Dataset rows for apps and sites
◇ ◇ ◇ ◇ ◇

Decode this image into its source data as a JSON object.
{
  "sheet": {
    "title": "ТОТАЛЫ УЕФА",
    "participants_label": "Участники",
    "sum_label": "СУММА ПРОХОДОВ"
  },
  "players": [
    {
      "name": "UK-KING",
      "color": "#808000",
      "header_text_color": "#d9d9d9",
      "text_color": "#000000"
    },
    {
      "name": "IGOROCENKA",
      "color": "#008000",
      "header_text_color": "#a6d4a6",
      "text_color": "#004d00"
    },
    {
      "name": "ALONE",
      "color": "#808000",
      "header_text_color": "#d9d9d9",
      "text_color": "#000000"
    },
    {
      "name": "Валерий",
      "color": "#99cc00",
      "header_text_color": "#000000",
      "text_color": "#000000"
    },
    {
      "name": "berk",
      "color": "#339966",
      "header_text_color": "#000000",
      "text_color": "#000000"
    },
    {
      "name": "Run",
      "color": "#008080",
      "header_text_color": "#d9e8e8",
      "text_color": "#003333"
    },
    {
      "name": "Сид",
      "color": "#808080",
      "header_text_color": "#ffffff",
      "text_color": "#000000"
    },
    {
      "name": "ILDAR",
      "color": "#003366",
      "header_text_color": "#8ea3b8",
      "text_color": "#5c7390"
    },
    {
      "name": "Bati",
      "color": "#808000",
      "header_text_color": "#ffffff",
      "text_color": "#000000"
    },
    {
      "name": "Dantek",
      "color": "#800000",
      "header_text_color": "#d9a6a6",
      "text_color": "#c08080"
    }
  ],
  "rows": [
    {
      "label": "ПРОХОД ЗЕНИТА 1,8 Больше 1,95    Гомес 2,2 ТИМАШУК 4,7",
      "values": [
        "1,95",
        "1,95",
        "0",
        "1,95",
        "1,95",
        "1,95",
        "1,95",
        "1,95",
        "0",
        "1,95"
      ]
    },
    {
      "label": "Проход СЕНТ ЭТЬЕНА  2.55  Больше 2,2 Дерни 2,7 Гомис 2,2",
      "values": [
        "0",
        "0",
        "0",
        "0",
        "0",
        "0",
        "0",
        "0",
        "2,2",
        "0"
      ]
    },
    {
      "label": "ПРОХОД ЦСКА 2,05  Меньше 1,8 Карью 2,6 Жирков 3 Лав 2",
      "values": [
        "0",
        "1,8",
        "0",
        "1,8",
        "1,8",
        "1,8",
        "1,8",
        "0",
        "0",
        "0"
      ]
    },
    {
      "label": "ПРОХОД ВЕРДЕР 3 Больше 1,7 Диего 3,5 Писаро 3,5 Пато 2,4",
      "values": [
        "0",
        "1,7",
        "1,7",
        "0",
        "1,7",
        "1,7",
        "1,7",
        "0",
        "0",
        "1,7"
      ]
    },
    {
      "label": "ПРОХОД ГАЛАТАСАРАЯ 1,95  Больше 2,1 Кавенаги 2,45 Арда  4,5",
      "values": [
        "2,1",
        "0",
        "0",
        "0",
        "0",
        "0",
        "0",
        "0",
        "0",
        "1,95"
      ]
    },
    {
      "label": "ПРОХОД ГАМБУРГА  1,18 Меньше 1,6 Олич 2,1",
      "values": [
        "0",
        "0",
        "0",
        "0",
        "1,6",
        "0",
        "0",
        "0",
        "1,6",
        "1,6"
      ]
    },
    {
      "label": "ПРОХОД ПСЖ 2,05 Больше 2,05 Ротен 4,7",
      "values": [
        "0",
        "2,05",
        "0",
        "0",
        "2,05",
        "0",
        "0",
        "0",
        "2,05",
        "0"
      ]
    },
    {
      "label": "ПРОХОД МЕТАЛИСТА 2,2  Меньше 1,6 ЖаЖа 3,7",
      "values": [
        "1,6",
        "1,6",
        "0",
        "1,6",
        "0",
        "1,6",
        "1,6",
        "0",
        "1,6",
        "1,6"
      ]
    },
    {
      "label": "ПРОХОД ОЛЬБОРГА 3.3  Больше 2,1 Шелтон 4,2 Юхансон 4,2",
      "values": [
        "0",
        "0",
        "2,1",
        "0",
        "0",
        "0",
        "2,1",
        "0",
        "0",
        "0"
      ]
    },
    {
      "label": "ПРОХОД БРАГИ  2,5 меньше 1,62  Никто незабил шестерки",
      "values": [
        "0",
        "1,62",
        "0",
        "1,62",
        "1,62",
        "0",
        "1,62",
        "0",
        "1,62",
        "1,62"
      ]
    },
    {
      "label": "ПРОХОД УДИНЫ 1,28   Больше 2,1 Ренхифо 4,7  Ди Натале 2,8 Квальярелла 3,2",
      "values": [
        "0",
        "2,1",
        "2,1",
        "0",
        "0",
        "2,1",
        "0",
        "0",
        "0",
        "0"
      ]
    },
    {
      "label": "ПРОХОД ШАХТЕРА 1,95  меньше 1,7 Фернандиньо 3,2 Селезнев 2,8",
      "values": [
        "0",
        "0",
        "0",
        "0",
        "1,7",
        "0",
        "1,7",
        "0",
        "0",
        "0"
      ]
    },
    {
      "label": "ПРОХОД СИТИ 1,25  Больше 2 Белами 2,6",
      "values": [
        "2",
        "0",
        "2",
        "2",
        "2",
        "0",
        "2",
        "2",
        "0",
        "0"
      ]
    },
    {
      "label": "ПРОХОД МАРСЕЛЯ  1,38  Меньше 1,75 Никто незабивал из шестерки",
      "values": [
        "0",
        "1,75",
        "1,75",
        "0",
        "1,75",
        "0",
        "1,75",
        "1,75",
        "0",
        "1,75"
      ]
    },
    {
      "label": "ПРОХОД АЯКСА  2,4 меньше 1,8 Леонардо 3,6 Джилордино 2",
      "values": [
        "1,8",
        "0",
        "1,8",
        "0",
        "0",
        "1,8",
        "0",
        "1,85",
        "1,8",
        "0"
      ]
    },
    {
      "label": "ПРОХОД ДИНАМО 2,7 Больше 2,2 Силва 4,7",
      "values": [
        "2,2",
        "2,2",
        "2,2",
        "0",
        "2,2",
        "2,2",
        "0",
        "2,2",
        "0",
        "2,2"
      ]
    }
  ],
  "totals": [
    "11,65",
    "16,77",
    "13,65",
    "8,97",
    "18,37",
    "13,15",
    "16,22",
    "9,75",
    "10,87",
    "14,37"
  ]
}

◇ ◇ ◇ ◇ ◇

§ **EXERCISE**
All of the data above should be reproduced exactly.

§ **ANSWER TO THE PROBLEM**
Decode this image into its source data as a JSON object.
{
  "sheet": {
    "title": "ТОТАЛЫ УЕФА",
    "participants_label": "Участники",
    "sum_label": "СУММА ПРОХОДОВ"
  },
  "players": [
    {
      "name": "UK-KING",
      "color": "#808000",
      "header_text_color": "#d9d9d9",
      "text_color": "#000000"
    },
    {
      "name": "IGOROCENKA",
      "color": "#008000",
      "header_text_color": "#a6d4a6",
      "text_color": "#004d00"
    },
    {
      "name": "ALONE",
      "color": "#808000",
      "header_text_color": "#d9d9d9",
      "text_color": "#000000"
    },
    {
      "name": "Валерий",
      "color": "#99cc00",
      "header_text_color": "#000000",
      "text_color": "#000000"
    },
    {
      "name": "berk",
      "color": "#339966",
      "header_text_color": "#000000",
      "text_color": "#000000"
    },
    {
      "name": "Run",
      "color": "#008080",
      "header_text_color": "#d9e8e8",
      "text_color": "#003333"
    },
    {
      "name": "Сид",
      "color": "#808080",
      "header_text_color": "#ffffff",
      "text_color": "#000000"
    },
    {
      "name": "ILDAR",
      "color": "#003366",
      "header_text_color": "#8ea3b8",
      "text_color": "#5c7390"
    },
    {
      "name": "Bati",
      "color": "#808000",
      "header_text_color": "#ffffff",
      "text_color": "#000000"
    },
    {
      "name": "Dantek",
      "color": "#800000",
      "header_text_color": "#d9a6a6",
      "text_color": "#c08080"
    }
  ],
  "rows": [
    {
      "label": "ПРОХОД ЗЕНИТА 1,8 Больше 1,95    Гомес 2,2 ТИМАШУК 4,7",
      "values": [
        "1,95",
        "1,95",
        "0",
        "1,95",
        "1,95",
        "1,95",
        "1,95",
        "1,95",
        "0",
        "1,95"
      ]
    },
    {
      "label": "Проход СЕНТ ЭТЬЕНА  2.55  Больше 2,2 Дерни 2,7 Гомис 2,2",
      "values": [
        "0",
        "0",
        "0",
        "0",
        "0",
        "0",
        "0",
        "0",
        "2,2",
        "0"
      ]
    },
    {
      "label": "ПРОХОД ЦСКА 2,05  Меньше 1,8 Карью 2,6 Жирков 3 Лав 2",
      "values": [
        "0",
        "1,8",
        "0",
        "1,8",
        "1,8",
        "1,8",
        "1,8",
        "0",
        "0",
        "0"
      ]
    },
    {
      "label": "ПРОХОД ВЕРДЕР 3 Больше 1,7 Диего 3,5 Писаро 3,5 Пато 2,4",
      "values": [
        "0",
        "1,7",
        "1,7",
        "0",
        "1,7",
        "1,7",
        "1,7",
        "0",
        "0",
        "1,7"
      ]
    },
    {
      "label": "ПРОХОД ГАЛАТАСАРАЯ 1,95  Больше 2,1 Кавенаги 2,45 Арда  4,5",
      "values": [
        "2,1",
        "0",
        "0",
        "0",
        "0",
        "0",
        "0",
        "0",
        "0",
        "1,95"
      ]
    },
    {
      "label": "ПРОХОД ГАМБУРГА  1,18 Меньше 1,6 Олич 2,1",
      "values": [
        "0",
        "0",
        "0",
        "0",
        "1,6",
        "0",
        "0",
        "0",
        "1,6",
        "1,6"
      ]
    },
    {
      "label": "ПРОХОД ПСЖ 2,05 Больше 2,05 Ротен 4,7",
      "values": [
        "0",
        "2,05",
        "0",
        "0",
        "2,05",
        "0",
        "0",
        "0",
        "2,05",
        "0"
      ]
    },
    {
      "label": "ПРОХОД МЕТАЛИСТА 2,2  Меньше 1,6 ЖаЖа 3,7",
      "values": [
        "1,6",
        "1,6",
        "0",
        "1,6",
        "0",
        "1,6",
        "1,6",
        "0",
        "1,6",
        "1,6"
      ]
    },
    {
      "label": "ПРОХОД ОЛЬБОРГА 3.3  Больше 2,1 Шелтон 4,2 Юхансон 4,2",
      "values": [
        "0",
        "0",
        "2,1",
        "0",
        "0",
        "0",
        "2,1",
        "0",
        "0",
        "0"
      ]
    },
    {
      "label": "ПРОХОД БРАГИ  2,5 меньше 1,62  Никто незабил шестерки",
      "values": [
        "0",
        "1,62",
        "0",
        "1,62",
        "1,62",
        "0",
        "1,62",
        "0",
        "1,62",
        "1,62"
      ]
    },
    {
      "label": "ПРОХОД УДИНЫ 1,28   Больше 2,1 Ренхифо 4,7  Ди Натале 2,8 Квальярелла 3,2",
      "values": [
        "0",
        "2,1",
        "2,1",
        "0",
        "0",
        "2,1",
        "0",
        "0",
        "0",
        "0"
      ]
    },
    {
      "label": "ПРОХОД ШАХТЕРА 1,95  меньше 1,7 Фернандиньо 3,2 Селезнев 2,8",
      "values": [
        "0",
        "0",
        "0",
        "0",
        "1,7",
        "0",
        "1,7",
        "0",
        "0",
        "0"
      ]
    },
    {
      "label": "ПРОХОД СИТИ 1,25  Больше 2 Белами 2,6",
      "values": [
        "2",
        "0",
        "2",
        "2",
        "2",
        "0",
        "2",
        "2",
        "0",
        "0"
      ]
    },
    {
      "label": "ПРОХОД МАРСЕЛЯ  1,38  Меньше 1,75 Никто незабивал из шестерки",
      "values": [
        "0",
        "1,75",
        "1,75",
        "0",
        "1,75",
        "0",
        "1,75",
        "1,75",
        "0",
        "1,75"
      ]
    },
    {
      "label": "ПРОХОД АЯКСА  2,4 меньше 1,8 Леонардо 3,6 Джилордино 2",
      "values": [
        "1,8",
        "0",
        "1,8",
        "0",
        "0",
        "1,8",
        "0",
        "1,85",
        "1,8",
        "0"
      ]
    },
    {
      "label": "ПРОХОД ДИНАМО 2,7 Больше 2,2 Силва 4,7",
      "values": [
        "2,2",
        "2,2",
        "2,2",
        "0",
        "2,2",
        "2,2",
        "0",
        "2,2",
        "0",
        "2,2"
      ]
    }
  ],
  "totals": [
    "11,65",
    "16,77",
    "13,65",
    "8,97",
    "18,37",
    "13,15",
    "16,22",
    "9,75",
    "10,87",
    "14,37"
  ]
}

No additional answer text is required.